a(3). Fremnells, house (Plate, pp. 56–7), outhouse and moat, about 1¼ m. N.N.W. of the church. The House is of two storeys with attics; the walls are partly of plastered timber-framing and partly of brick; the roofs are tiled. It was built c. 1670 on an H-shaped plan with the cross-wings on the N. and S. and has modern additions on the E. The house is an interesting example of its period.
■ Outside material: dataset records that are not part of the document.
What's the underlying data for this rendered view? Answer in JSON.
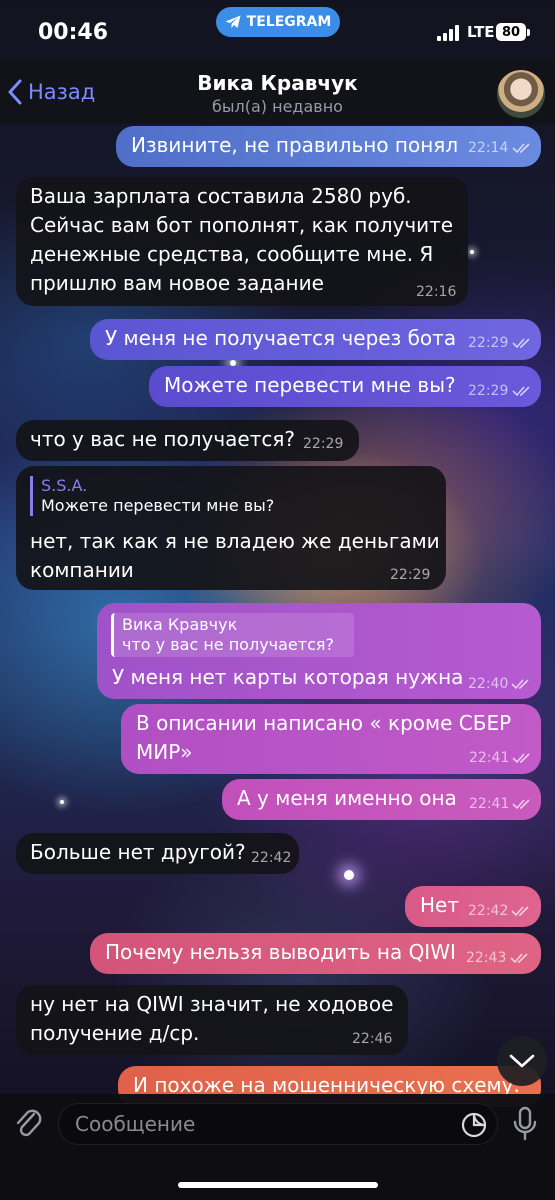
{
  "status_bar": {
    "time": "00:46",
    "app_pill": "TELEGRAM",
    "network": "LTE",
    "battery": "80"
  },
  "header": {
    "back_label": "Назад",
    "contact_name": "Вика Кравчук",
    "contact_status": "был(а) недавно"
  },
  "messages": [
    {
      "dir": "out",
      "text": "Извините, не правильно понял",
      "time": "22:14",
      "read": true
    },
    {
      "dir": "in",
      "text": "Ваша зарплата составила 2580 руб.\nСейчас вам бот пополнят, как получите\nденежные средства, сообщите мне. Я\nпришлю вам новое задание",
      "time": "22:16"
    },
    {
      "dir": "out",
      "text": "У меня не получается через бота",
      "time": "22:29",
      "read": true
    },
    {
      "dir": "out",
      "text": "Можете перевести мне вы?",
      "time": "22:29",
      "read": true
    },
    {
      "dir": "in",
      "text": "что у вас не получается?",
      "time": "22:29"
    },
    {
      "dir": "in",
      "reply_name": "S.S.A.",
      "reply_text": "Можете перевести мне вы?",
      "text": "нет, так как я не владею же деньгами\nкомпании",
      "time": "22:29"
    },
    {
      "dir": "out",
      "reply_name": "Вика Кравчук",
      "reply_text": "что у вас не получается?",
      "text": "У меня нет карты которая нужна",
      "time": "22:40",
      "read": true
    },
    {
      "dir": "out",
      "text": "В описании написано « кроме СБЕР\nМИР»",
      "time": "22:41",
      "read": true
    },
    {
      "dir": "out",
      "text": "А у меня именно она",
      "time": "22:41",
      "read": true
    },
    {
      "dir": "in",
      "text": "Больше нет другой?",
      "time": "22:42"
    },
    {
      "dir": "out",
      "text": "Нет",
      "time": "22:42",
      "read": true
    },
    {
      "dir": "out",
      "text": "Почему нельзя выводить на QIWI",
      "time": "22:43",
      "read": true
    },
    {
      "dir": "in",
      "text": "ну нет на QIWI значит, не ходовое\nполучение д/ср.",
      "time": "22:46"
    },
    {
      "dir": "out",
      "text": "И похоже на мошенническую схему.",
      "time": "",
      "read": false
    }
  ],
  "input": {
    "placeholder": "Сообщение"
  },
  "colors": {
    "accent": "#7b8cff",
    "incoming": "#141418",
    "reply_in": "#8c7cf0",
    "telegram_pill": "#3a8ee8"
  },
  "icons": [
    "chevron-left-icon",
    "telegram-icon",
    "signal-icon",
    "paperclip-icon",
    "sticker-icon",
    "microphone-icon",
    "chevron-down-icon",
    "double-check-icon"
  ]
}
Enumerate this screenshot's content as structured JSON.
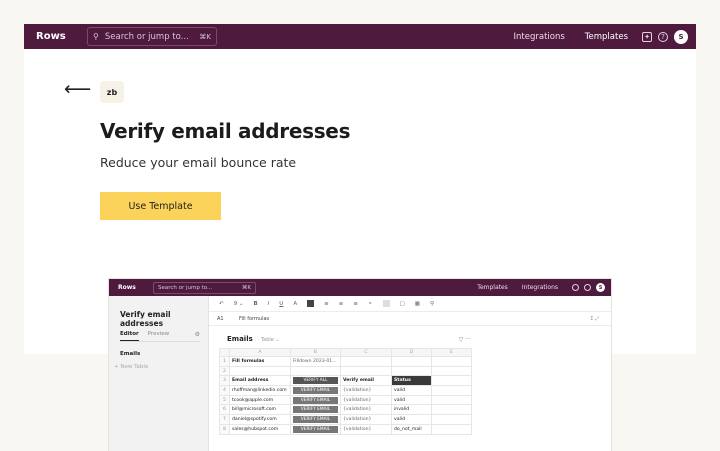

On the W. front the cross-wings are gabled and there is a similar gable rising above a central projecting bay. At the first-floor level is a heavy moulded cornice. but a cornice at the attic level has been cut off flush with the general face. Above it, connecting the gables, is a plain panelled parapet and there are similar panels between the windows. The windows have solid moulded frames, transoms and mullions; most of these are original but a few have been renewed. There are three original chimney-stacks, two plain but the third has three diagonal shafts. Inside the building the main hall is panelled with late 16th-century panelling and in one of the rooms in the N. wing are some panels of the same date. A room in the S. wing is lined with linen-fold panelling.
In front of the house is a garden enclosure within a brick wall entered between two brick pillars with ball finials (Plate, p. 64). In each pillar is a sunk panel, one with initials TRA &c., the other with the date 1676.